To cope with the initial shutdown and prepare financial planning for second waves, the CFIB says 63 per cent of Alberta small businesses have undertaken risk management strategies as a result.
According to Wellington Holbrook, COO of Connect First Credit Union, the post-pandemic financial planning and operations management will be challenging. “COVID-19 has caused many business owners to be using their own personal savings to keep their business afloat. This poses a unique situations for Albertans in the sense that business owners have used up much of their resources and will be very sensitive to any further economic trauma that may be brought on by this pandemic.”
He notes that the financial flexibility which entrepreneurs and business owners have is much less than in over a decade. “There is just no question about it, when it comes to financial planning and risk management, small business is extremely vulnerable,” he warns.
Financial planning for 2021 and beyond has unique factors that business owners must consider. “First is the reminder that cash is king! We all want to believe the worst of COVID-19 is behind us, but the truth is that there’s still a lot of uncertainty. For efficient financial planning, business owners should consider developing mid-term strategy to ensure they have the ability to generate liquidity to weather any unexpected future turbulence. This means not taking cash availability for granted and using strategies that can help convert other assets into cash, just in case.
“The other factor is that cash doesn’t earn much these days and it won’t do much good – until and if it’s needed. Nobody knows exactly what 2021 will bring but we all know that those that have the ability to use cash to make needed investments at opportune times will likely come out on top.”
Most private and business financial planning experts suggest that the recovery, when it happens, will not be a wishful-thinkingly and simple on/off ‘light switch’ recovery. Dortmuth refers to recent CFIB numbers to underscore the reality that levels of uncertainty and changing public health orders have forced businesses to re-think their strategies and plan for the shorter-term rather than long-term goals and plans.
“About 41 per cent of Alberta small businesses plan to scale down operations with a plan to get back to normal,” she says. “Small business recovery at the current pace will take the hardest hit hospitality sector eight years to recover, with the average recovery of all industries expected to take close to 1.5 years.”
Holbrook notes that, generally speaking, economists are expecting interest rates to stay low for the next year or two, which should create a positive environment for business investment and markets in the short term. He says this low rate environment might mean it’s a not a bad time for business owners to borrow and invest in the business. “One thing that successful people know is that they will typically invest when others see fear, and they harvest when others see greed – the good times. Inevitably, recovery will come and when it does, those that have invested at a discount in the scary times will likely come out on top when the economy returns to some new kind of normal.

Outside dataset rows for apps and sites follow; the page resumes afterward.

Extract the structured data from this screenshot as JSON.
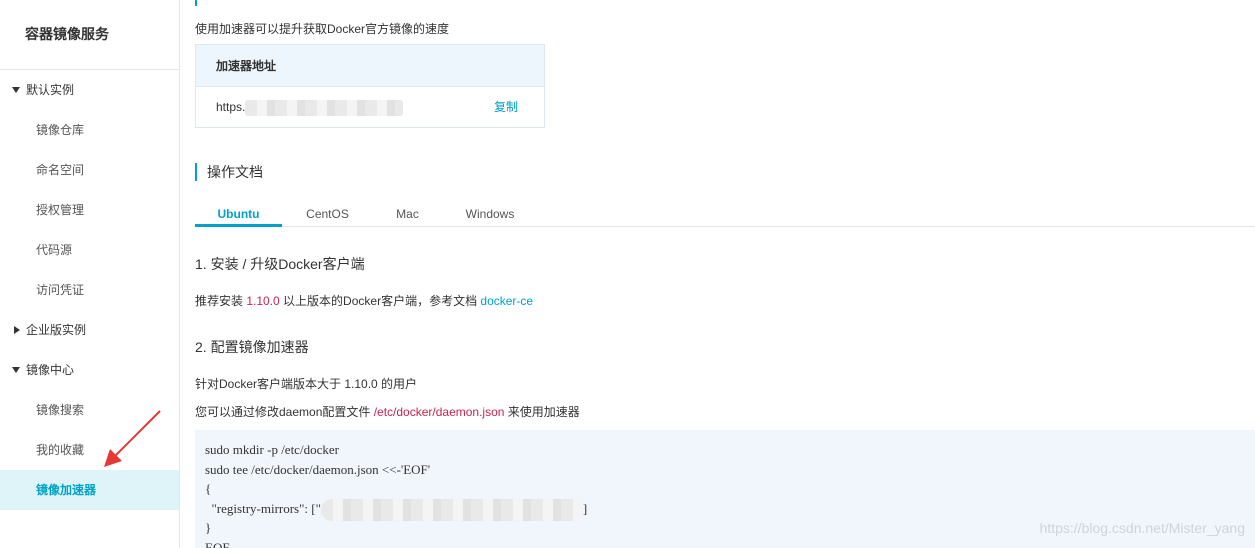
{
  "sidebar": {
    "title": "容器镜像服务",
    "groups": [
      {
        "label": "默认实例",
        "expanded": true,
        "items": [
          "镜像仓库",
          "命名空间",
          "授权管理",
          "代码源",
          "访问凭证"
        ]
      },
      {
        "label": "企业版实例",
        "expanded": false
      },
      {
        "label": "镜像中心",
        "expanded": true,
        "items": [
          "镜像搜索",
          "我的收藏",
          "镜像加速器"
        ]
      }
    ],
    "active_item": "镜像加速器"
  },
  "main": {
    "intro": "使用加速器可以提升获取Docker官方镜像的速度",
    "accelerator": {
      "header": "加速器地址",
      "url_prefix": "https.",
      "copy_label": "复制"
    },
    "doc_title": "操作文档",
    "tabs": [
      "Ubuntu",
      "CentOS",
      "Mac",
      "Windows"
    ],
    "active_tab": "Ubuntu",
    "step1": {
      "title": "1. 安装 / 升级Docker客户端",
      "text_before": "推荐安装 ",
      "version": "1.10.0",
      "text_after": " 以上版本的Docker客户端，参考文档 ",
      "link": "docker-ce"
    },
    "step2": {
      "title": "2. 配置镜像加速器",
      "line1": "针对Docker客户端版本大于 1.10.0 的用户",
      "line2_before": "您可以通过修改daemon配置文件 ",
      "line2_path": "/etc/docker/daemon.json",
      "line2_after": " 来使用加速器"
    },
    "code": {
      "line1": "sudo mkdir -p /etc/docker",
      "line2": "sudo tee /etc/docker/daemon.json <<-'EOF'",
      "line3": "{",
      "line4_prefix": "  \"registry-mirrors\": [\"",
      "line4_suffix": "]",
      "line5": "}",
      "line6": "EOF"
    }
  },
  "watermark": "https://blog.csdn.net/Mister_yang",
  "colors": {
    "accent": "#00a2ca",
    "highlight": "#c7254e",
    "active_bg": "#dff4f8",
    "code_bg": "#f1f6fc"
  }
}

“The biggest challenge when it comes to effective financial planning strategy is our human nature,” he emphasizes. “We’re hardwired to sell when we’re scared and buy when we feel good. Instead, we should be doing the opposite. If you can buy when it’s down, you’re investing when no one else is and bargains are going to be found. When people are nervous about the longevity of their business, they don’t want to invest more.
“The future wealth creators in Alberta recognize that, despite our current fears (and there are sure lots of worthy fears out there), Alberta businesses will find a way forward, opting for bold steps of investing and taking risks now, when some others are too nervous to do it.”